Going through the data below, tally every line where the string "其特征在于" occurs, then give only the tally.

- **SOURCE MATERIAL**
__________
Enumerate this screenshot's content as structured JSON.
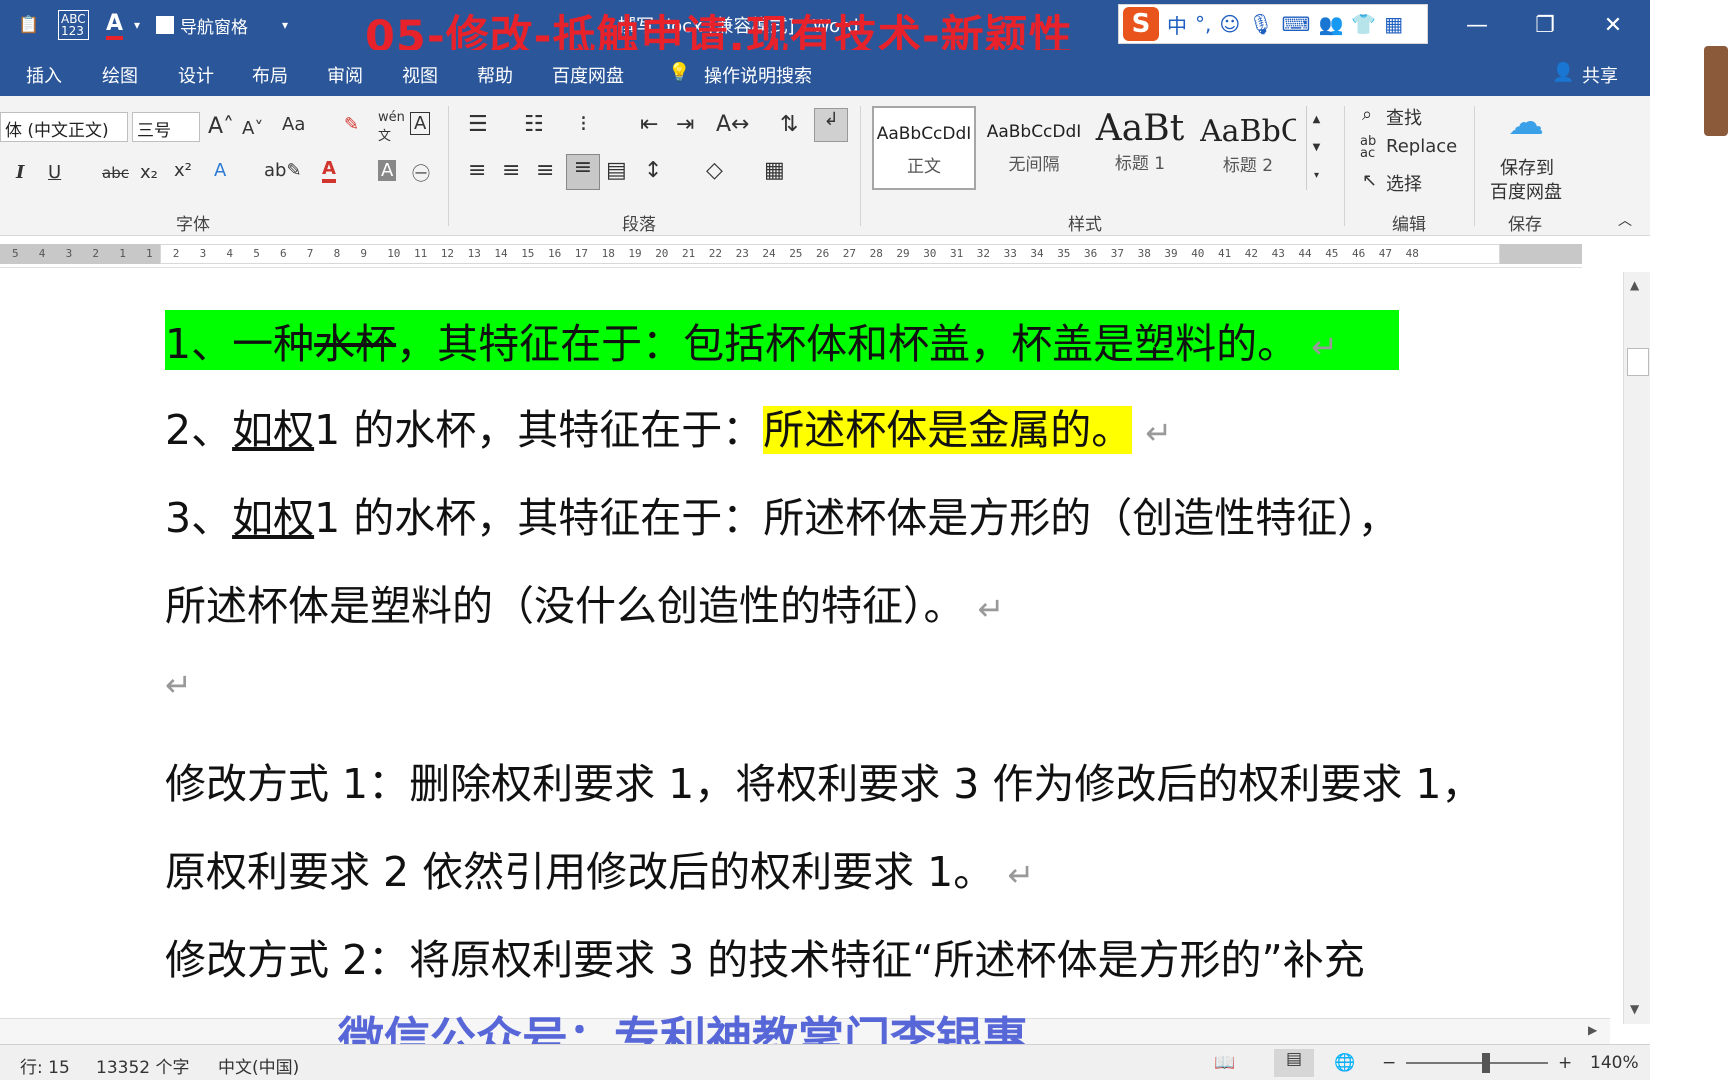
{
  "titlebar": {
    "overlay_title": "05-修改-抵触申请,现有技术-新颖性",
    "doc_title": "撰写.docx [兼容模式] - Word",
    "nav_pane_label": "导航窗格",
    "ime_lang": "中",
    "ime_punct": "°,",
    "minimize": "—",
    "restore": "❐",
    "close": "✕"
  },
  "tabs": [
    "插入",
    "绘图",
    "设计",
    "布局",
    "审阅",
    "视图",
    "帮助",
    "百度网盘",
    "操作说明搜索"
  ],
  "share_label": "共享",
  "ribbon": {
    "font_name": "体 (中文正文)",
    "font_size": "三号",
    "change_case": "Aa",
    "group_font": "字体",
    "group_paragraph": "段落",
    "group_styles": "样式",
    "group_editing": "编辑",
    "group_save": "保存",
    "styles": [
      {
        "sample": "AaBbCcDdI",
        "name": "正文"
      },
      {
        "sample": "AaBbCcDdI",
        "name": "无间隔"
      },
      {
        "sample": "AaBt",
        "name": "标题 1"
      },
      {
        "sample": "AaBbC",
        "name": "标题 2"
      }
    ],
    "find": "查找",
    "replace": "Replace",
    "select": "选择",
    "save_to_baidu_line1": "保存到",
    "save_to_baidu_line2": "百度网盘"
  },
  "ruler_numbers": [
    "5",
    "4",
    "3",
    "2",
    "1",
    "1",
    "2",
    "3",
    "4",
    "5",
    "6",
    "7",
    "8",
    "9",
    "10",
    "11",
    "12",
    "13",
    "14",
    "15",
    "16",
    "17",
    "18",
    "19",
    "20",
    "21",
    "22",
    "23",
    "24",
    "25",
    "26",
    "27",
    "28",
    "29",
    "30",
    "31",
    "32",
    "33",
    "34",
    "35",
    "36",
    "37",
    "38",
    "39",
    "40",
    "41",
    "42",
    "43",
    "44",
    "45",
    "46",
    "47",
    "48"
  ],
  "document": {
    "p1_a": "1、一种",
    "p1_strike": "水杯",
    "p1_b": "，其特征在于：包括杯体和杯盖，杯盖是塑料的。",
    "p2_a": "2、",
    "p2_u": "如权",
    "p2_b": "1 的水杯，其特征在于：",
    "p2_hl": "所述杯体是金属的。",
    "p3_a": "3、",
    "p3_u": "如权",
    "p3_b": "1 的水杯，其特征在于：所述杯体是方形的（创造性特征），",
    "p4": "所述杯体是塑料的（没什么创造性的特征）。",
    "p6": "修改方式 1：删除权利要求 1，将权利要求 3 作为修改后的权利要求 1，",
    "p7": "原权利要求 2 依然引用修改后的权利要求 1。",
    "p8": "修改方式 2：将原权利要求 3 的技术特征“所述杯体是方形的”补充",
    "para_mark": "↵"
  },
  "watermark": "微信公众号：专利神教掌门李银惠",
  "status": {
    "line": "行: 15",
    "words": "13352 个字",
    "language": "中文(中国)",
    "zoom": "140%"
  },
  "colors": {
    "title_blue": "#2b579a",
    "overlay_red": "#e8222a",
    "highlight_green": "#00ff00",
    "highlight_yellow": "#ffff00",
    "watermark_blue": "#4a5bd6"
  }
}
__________
- **OUTPUT FOR THIS TASK**
3